(Exercise) Among the entries below, find the lines holding "Fast" and copy them.

+++ Records for the task +++

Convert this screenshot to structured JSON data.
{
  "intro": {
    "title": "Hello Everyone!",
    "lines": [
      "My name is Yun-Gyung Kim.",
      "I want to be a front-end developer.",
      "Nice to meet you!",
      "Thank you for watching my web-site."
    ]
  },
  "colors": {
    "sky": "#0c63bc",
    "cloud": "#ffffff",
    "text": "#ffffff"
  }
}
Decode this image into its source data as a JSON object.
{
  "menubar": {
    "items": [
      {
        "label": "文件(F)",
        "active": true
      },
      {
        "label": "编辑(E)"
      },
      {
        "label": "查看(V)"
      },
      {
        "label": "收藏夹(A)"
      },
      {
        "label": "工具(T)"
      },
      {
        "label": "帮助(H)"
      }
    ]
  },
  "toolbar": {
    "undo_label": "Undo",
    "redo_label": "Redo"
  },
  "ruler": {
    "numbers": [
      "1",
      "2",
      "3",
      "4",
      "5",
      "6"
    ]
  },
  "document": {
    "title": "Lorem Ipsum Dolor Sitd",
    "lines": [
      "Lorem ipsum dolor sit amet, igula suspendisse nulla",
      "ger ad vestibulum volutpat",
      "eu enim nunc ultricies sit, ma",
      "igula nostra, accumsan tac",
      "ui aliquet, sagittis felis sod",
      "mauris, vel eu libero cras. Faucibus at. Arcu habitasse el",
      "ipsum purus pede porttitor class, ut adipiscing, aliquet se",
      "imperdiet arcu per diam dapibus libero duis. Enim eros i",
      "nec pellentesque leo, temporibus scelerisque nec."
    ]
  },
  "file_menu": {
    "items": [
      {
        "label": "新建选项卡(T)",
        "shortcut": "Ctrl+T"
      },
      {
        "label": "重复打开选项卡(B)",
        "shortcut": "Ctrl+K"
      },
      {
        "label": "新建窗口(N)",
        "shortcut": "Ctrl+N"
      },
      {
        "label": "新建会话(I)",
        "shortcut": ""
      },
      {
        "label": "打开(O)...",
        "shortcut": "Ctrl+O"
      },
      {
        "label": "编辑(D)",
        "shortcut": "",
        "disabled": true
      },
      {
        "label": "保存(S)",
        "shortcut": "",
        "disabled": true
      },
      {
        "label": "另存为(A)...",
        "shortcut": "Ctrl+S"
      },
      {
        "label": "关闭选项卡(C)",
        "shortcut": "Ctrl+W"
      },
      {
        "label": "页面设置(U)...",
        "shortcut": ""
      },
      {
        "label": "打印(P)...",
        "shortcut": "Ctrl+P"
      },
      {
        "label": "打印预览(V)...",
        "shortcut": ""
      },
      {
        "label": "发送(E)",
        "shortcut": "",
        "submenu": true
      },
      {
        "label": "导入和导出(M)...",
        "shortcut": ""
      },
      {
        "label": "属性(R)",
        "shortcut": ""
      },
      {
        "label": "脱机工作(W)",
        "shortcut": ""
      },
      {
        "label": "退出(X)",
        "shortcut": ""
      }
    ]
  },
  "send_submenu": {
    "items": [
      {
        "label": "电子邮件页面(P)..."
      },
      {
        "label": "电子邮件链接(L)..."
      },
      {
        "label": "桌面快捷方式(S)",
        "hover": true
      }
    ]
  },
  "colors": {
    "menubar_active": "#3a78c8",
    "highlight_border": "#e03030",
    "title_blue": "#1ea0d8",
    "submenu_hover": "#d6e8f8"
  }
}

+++
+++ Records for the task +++

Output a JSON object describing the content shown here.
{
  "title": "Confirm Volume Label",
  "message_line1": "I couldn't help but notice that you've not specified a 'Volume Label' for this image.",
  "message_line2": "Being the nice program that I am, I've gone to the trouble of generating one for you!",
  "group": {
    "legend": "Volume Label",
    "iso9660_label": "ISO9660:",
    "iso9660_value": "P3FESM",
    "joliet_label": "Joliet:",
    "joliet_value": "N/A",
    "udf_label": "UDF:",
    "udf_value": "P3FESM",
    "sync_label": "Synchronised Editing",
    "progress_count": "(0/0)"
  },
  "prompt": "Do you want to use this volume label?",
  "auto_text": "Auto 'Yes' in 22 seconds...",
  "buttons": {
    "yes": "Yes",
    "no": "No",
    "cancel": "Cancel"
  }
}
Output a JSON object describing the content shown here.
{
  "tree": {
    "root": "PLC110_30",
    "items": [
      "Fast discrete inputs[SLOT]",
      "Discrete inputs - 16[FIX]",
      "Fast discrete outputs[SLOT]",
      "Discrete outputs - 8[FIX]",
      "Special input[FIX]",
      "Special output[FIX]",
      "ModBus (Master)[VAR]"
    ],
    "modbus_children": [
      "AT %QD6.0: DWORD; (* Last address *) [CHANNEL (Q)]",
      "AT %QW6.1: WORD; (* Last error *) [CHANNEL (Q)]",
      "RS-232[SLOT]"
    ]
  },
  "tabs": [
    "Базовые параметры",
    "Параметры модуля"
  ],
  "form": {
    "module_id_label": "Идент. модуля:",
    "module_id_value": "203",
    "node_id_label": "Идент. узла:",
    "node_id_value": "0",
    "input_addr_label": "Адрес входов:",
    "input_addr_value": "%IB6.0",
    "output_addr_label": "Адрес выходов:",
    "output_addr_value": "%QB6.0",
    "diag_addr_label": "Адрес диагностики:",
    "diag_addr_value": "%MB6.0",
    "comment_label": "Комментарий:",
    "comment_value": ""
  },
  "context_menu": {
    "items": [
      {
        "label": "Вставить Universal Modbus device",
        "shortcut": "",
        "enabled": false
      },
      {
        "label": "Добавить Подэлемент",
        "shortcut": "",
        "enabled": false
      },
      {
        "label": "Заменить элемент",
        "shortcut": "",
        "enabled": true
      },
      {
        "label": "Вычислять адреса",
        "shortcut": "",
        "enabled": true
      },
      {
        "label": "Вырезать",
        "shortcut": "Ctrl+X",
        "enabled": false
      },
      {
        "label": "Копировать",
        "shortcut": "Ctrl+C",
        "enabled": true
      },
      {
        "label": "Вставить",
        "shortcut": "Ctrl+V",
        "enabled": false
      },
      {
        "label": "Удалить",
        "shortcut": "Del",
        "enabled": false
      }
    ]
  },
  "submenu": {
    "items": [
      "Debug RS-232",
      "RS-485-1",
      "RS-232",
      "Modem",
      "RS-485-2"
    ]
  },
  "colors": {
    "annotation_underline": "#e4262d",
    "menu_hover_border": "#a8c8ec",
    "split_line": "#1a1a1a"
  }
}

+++

(Solved exercise)
      "Fast discrete inputs[SLOT]",
      "Fast discrete outputs[SLOT]",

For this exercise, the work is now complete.